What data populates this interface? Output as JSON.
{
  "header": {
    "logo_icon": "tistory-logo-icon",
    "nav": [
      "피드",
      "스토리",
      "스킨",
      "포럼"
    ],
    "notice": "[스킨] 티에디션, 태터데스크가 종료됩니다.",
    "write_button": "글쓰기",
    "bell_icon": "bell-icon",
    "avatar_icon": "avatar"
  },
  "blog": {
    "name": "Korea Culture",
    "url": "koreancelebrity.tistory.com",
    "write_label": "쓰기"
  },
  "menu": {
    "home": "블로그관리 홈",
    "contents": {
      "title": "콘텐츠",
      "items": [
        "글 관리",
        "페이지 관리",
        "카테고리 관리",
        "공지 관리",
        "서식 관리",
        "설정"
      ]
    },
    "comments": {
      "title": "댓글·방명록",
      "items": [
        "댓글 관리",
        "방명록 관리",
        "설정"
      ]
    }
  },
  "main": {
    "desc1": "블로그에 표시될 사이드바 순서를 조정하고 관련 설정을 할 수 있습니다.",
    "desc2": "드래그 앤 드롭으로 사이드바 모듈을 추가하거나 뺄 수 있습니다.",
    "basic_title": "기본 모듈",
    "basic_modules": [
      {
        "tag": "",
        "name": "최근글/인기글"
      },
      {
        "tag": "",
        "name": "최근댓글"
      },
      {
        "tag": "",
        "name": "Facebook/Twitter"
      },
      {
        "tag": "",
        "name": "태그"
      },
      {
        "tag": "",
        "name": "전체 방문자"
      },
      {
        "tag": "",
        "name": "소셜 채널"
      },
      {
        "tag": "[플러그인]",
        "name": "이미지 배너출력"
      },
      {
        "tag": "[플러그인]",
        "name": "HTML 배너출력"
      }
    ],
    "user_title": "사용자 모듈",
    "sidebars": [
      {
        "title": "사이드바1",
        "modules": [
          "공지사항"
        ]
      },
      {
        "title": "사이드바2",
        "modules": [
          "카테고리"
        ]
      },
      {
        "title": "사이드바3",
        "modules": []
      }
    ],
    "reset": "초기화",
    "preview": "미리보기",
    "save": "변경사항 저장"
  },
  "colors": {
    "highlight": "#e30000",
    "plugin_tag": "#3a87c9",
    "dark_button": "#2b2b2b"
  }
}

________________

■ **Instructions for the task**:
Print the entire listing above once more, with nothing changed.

■ **Solution to this problem**:
What data populates this interface? Output as JSON.
{
  "header": {
    "logo_icon": "tistory-logo-icon",
    "nav": [
      "피드",
      "스토리",
      "스킨",
      "포럼"
    ],
    "notice": "[스킨] 티에디션, 태터데스크가 종료됩니다.",
    "write_button": "글쓰기",
    "bell_icon": "bell-icon",
    "avatar_icon": "avatar"
  },
  "blog": {
    "name": "Korea Culture",
    "url": "koreancelebrity.tistory.com",
    "write_label": "쓰기"
  },
  "menu": {
    "home": "블로그관리 홈",
    "contents": {
      "title": "콘텐츠",
      "items": [
        "글 관리",
        "페이지 관리",
        "카테고리 관리",
        "공지 관리",
        "서식 관리",
        "설정"
      ]
    },
    "comments": {
      "title": "댓글·방명록",
      "items": [
        "댓글 관리",
        "방명록 관리",
        "설정"
      ]
    }
  },
  "main": {
    "desc1": "블로그에 표시될 사이드바 순서를 조정하고 관련 설정을 할 수 있습니다.",
    "desc2": "드래그 앤 드롭으로 사이드바 모듈을 추가하거나 뺄 수 있습니다.",
    "basic_title": "기본 모듈",
    "basic_modules": [
      {
        "tag": "",
        "name": "최근글/인기글"
      },
      {
        "tag": "",
        "name": "최근댓글"
      },
      {
        "tag": "",
        "name": "Facebook/Twitter"
      },
      {
        "tag": "",
        "name": "태그"
      },
      {
        "tag": "",
        "name": "전체 방문자"
      },
      {
        "tag": "",
        "name": "소셜 채널"
      },
      {
        "tag": "[플러그인]",
        "name": "이미지 배너출력"
      },
      {
        "tag": "[플러그인]",
        "name": "HTML 배너출력"
      }
    ],
    "user_title": "사용자 모듈",
    "sidebars": [
      {
        "title": "사이드바1",
        "modules": [
          "공지사항"
        ]
      },
      {
        "title": "사이드바2",
        "modules": [
          "카테고리"
        ]
      },
      {
        "title": "사이드바3",
        "modules": []
      }
    ],
    "reset": "초기화",
    "preview": "미리보기",
    "save": "변경사항 저장"
  },
  "colors": {
    "highlight": "#e30000",
    "plugin_tag": "#3a87c9",
    "dark_button": "#2b2b2b"
  }
}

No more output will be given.